Namikango Mission

Our News Articles

Ntonda Primary School

Feb 9, 2015

by Ben Hayes

We visited Ntonda Primary School to check out the damage there. The following is a report of our findings there.

Too Much Water

Not since 1964 have the rains come like they did last week. In some places, three feet of water fell in the course of the downpour which took place over four days. Water is of course good for crops, but as we all know, too much water can do a lot of damage. Maize (corn) is the choice crop of most farmers in Malawi, and come this time of year, it should be healthy and green, but for many the excess rains have ruined the crops.

 

Those Affected

Among the thousands affected by the floods, there are many who have direct connections to Namikango Mission or to its staff. Several members from the local Thondwe Church here on the Mission campus have had their houses collapse, as well as relatives of staff members.

Namikango’s Ntonda Primary School is a prime example of what is happening in many places in the country. As many community members’ houses become inhabitable, they seek shelter wherever they can find it and schools have recently been opening their doors to accommodate those left homeless. Some families are staying permanently at schools for the time being, which is preventing the continuation of classes. Others come and go every day. Approximately 120 families started arriving at Ntonda School around 4PM in the afternoon, bringing their food, luggage, and some with their animals. They then depart by 6AM, leaving the classrooms open for school to continue.

Beyond this, the school campus has itself sustained damage; three of the staff houses have walls that have caved in. One of these houses belongs to Timothy Jailos, our Bible teacher at the school and the one who leads the after-school Bible Club. He vacated his house when he saw signs of danger, and sure enough, the wall caved in. Timothy has moved into another house on campus which is not in great condition but livable for now, while the teachers who occupied the other two damaged homes are now renting and staying with family in the nearby town.
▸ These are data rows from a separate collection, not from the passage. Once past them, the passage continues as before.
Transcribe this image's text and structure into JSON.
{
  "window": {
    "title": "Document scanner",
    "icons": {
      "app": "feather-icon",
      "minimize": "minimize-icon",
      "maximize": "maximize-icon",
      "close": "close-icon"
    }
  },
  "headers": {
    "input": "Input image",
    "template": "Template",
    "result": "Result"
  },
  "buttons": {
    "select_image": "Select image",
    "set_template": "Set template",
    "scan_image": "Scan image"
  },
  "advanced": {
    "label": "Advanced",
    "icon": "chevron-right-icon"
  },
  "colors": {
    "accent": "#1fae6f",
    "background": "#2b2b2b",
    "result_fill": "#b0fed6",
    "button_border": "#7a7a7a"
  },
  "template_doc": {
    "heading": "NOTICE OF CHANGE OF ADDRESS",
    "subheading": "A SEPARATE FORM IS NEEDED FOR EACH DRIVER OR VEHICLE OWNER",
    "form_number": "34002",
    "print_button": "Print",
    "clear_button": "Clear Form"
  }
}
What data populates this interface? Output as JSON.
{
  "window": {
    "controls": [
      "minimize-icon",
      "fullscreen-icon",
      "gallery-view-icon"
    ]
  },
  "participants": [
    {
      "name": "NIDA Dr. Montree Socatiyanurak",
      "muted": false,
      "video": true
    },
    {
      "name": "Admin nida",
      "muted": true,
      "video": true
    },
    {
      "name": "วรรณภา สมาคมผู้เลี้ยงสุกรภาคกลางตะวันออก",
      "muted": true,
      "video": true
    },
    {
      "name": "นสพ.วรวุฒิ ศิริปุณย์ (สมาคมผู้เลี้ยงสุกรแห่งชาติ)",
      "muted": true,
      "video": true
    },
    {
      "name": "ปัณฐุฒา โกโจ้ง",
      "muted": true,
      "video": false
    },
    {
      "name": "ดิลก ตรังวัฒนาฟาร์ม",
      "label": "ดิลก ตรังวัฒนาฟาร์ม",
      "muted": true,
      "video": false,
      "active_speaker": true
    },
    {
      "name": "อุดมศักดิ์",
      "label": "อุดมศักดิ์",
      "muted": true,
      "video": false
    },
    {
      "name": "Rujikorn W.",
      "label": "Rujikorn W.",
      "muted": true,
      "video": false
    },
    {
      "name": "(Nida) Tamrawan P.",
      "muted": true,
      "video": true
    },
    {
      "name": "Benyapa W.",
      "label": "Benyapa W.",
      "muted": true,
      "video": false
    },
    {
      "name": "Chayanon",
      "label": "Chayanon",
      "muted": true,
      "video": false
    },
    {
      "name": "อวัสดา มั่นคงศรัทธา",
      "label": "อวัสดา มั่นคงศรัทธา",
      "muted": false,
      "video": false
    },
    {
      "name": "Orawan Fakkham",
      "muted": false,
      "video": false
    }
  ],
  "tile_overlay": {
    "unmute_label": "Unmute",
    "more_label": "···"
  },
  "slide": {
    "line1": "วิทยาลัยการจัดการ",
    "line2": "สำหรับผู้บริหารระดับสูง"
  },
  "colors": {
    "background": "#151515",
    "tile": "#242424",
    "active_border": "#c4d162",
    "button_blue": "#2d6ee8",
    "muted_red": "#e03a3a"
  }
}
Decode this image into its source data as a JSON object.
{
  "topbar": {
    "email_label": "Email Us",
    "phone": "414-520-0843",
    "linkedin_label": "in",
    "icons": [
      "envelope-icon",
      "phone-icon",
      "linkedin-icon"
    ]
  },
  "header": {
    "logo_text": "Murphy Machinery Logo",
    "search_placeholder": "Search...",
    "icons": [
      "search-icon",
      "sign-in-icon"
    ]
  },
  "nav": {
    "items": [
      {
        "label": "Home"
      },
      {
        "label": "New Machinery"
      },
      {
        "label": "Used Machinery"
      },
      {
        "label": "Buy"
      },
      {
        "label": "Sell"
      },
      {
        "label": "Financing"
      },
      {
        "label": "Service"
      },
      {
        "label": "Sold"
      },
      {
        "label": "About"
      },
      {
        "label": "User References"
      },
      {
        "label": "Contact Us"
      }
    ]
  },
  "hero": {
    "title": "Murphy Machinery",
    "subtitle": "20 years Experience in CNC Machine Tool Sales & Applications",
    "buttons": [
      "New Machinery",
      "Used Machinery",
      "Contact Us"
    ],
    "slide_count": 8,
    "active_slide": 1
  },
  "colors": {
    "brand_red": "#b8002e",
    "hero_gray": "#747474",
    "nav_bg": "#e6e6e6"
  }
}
This kind of thing is mind boggling for many us, and hard to imagine what this must be like. You wonder how these people will ever get back on their feet. Please continue praying that churches and the government receive wisdom in how to assist during this disaster.